φάσις πρὸς τοὺς συνέδρους τῶν
The term ἐγκτήματα
was also applied to the landed property or houses which an Athenian
possessed in a different δῆμος
from that to
which he belonged by birth, and with respect to such property he was called
: whence we find
Demosthenes [p. 1.733]
speaking of οἱ δημόται καὶ οἱ
For the right of holding property in a δῆμος
to which he did not belong, he (as well as
a foreigner who enjoyed the privilege of ἔγκτησις
) had to pay such δῆμος
a tax, which is mentioned in inscriptions under the name
The remission of this tax
is mentioned in inscriptions (C. I. A.
ii. Nos. 589, 582,
574); it was sometimes accompanied by other privileges, as προεδρία
and a limited share in the sacrifices
of the deme as in the case of Callidamas (C. I. A.
589; Boeckh, i. p. 408 a; O. Müller, de demis Att.
p. 20 ff.; Att. Process,
ed. Lipsius, p. 671 ff.). It is a
special case of ἔγκτησις
when and is
granted to foreigners for the erection of a sanctuary (see C. I.
ii. No. 168 sub fin.:
δεδόχθαι τῷ δήμῳ, δοῦναι τοῖς ἐμπόροις τῶν

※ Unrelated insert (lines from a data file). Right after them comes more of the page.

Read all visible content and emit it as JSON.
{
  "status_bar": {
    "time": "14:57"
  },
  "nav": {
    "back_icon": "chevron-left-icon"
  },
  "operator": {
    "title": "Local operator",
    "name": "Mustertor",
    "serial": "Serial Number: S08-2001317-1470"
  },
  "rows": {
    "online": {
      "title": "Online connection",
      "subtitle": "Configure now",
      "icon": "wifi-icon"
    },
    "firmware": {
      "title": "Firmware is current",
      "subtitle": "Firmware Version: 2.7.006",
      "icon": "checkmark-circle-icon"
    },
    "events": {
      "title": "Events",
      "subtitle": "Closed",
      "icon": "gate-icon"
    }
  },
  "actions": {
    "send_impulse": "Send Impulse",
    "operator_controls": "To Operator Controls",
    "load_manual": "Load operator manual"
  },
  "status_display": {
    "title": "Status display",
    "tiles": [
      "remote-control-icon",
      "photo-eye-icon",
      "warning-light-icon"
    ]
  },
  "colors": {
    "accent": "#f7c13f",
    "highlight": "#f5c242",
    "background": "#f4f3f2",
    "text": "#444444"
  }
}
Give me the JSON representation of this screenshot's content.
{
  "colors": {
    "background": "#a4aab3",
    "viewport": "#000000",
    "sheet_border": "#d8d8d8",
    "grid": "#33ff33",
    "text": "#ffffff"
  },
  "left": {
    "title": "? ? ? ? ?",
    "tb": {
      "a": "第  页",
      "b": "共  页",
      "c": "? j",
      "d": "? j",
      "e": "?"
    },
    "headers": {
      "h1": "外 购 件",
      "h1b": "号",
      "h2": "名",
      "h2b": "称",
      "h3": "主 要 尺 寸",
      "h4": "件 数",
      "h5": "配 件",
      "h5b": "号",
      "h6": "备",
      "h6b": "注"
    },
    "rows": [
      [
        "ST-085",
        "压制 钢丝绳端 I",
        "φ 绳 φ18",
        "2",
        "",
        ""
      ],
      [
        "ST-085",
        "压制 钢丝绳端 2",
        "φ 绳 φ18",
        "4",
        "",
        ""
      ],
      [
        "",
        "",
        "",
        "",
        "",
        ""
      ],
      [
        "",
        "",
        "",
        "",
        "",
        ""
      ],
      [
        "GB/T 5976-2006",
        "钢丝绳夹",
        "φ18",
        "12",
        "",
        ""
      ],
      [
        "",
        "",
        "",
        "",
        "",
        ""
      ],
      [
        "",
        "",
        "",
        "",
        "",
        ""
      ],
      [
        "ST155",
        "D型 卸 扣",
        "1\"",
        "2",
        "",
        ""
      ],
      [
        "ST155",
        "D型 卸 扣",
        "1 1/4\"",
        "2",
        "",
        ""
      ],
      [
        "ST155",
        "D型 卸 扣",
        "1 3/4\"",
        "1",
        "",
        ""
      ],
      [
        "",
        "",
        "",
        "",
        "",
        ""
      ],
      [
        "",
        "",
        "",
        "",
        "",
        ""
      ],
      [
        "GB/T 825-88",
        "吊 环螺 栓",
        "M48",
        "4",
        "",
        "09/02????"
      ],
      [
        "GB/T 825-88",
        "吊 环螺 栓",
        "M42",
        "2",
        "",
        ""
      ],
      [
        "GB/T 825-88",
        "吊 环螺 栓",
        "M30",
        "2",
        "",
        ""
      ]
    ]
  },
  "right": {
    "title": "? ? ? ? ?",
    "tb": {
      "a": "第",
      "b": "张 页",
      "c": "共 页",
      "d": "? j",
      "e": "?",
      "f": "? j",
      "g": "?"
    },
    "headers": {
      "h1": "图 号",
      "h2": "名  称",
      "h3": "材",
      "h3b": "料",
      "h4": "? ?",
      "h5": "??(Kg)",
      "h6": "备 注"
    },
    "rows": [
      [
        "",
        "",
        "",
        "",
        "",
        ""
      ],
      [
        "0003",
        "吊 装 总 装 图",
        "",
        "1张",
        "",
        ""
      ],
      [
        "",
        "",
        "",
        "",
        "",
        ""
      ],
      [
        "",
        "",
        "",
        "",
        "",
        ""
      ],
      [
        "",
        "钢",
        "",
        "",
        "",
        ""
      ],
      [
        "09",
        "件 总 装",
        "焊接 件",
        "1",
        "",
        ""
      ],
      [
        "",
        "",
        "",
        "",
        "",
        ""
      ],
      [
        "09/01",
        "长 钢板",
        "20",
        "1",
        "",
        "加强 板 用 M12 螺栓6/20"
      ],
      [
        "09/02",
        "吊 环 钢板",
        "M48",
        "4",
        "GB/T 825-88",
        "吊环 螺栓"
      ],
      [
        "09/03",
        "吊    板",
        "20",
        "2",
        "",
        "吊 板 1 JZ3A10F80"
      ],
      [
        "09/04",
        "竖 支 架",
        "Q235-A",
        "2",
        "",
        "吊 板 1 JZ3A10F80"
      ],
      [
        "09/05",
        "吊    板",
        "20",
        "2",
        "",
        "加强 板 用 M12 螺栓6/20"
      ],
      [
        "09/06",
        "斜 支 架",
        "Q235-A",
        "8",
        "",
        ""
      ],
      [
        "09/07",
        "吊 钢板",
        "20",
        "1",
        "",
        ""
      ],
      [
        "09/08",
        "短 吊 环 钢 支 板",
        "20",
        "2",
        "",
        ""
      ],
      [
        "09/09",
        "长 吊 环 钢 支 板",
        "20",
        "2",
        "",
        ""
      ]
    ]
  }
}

Κιτιέων ἔνκτησιν χωρίου ἐν ᾧ ίδρύσονται τὸ ἱερὸν τῆς
Ἀφροδίτης καθάπερ καὶ οἱ Αἰγύπτιοι τὸ τῆς Ἴσιδος ἱερὸν